Flexibility for Change
Although I am at a loss to envision science education in 2025, I predict changes in undergraduate science education in the next thirty years will continue to increase at an accelerating rate. These changes will probably be considerably more dramatic and unpredictable than those in the past thirty years. If current trends continue, we'll need curricula and facilities that support collaborative learning, informal student-teacher interchange, the study of interdisciplinary topics, and the use of sophisticated computer tools and scientific instruments.
In the face of accelerating change, it will be critical for teachers to realize that what students learn will be less important than how they learn.

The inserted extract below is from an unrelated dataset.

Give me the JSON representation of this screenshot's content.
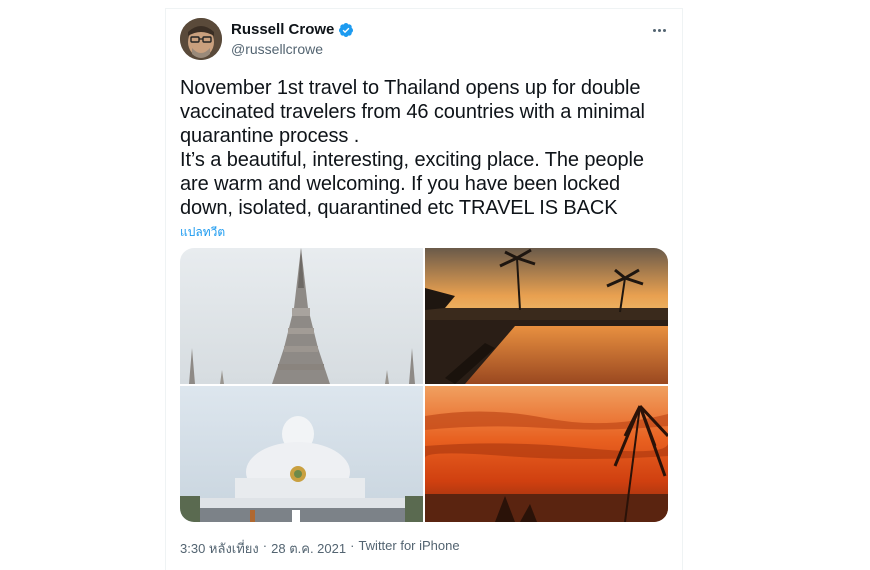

Recently a physicist, just retired after a long career at Los Alamos National Laboratory, listed about 20 topics: laser spectroscopy, telemetry, neutron activation analysis, nuclear magnetic resonance, electron spin resonance, tunneling phenomena, electron microscopy, etc. Students were mystified when asked what these topics had in common: none of these topics were in the curriculum when he graduated from college in 1949 and he had worked on all of them during his career. Alas, very few of these topics are in the undergraduate physics curriculum today!
In the face of uncertainty about future areas of scientific research and the nature of research tools, it will be critical to make new facilities as flexible as possible. Between now and 2025, instructors and students will probably use facilities in ways which are currently inconceivable. Suppose the disciplines are disbanded? Can laboratories and classrooms be reoutfitted to support interdisciplinary work? Is conduit installed so electrical and computer networks can be repositioned whenever the furniture is completely rearranged? Is the furniture modular and sturdy? Are there spaces for large, medium and small groups to work collaboratively? Are there spaces where individuals can pull away to ponder and reflect? What about ceiling and floor hooks? What about access to computer media? Internet? Telephones? The outdoors? The metaphor for the science laboratory-classroom of the future is that of a giant electrical Lego set capable of being constructed in an endless array of fractal patterns to enhance learning through both collaboration and individual discovery.
Over thirty years ago, John Steinbeck observed: "We…can have no conception of human life and human thought in one hundred or fifty years. Perhaps my greatest wisdom is the knowledge that I do not know. The sad ones are those who waste their energy trying to hold it (change) back, for they can only feel bitterness in loss and no joy in gain."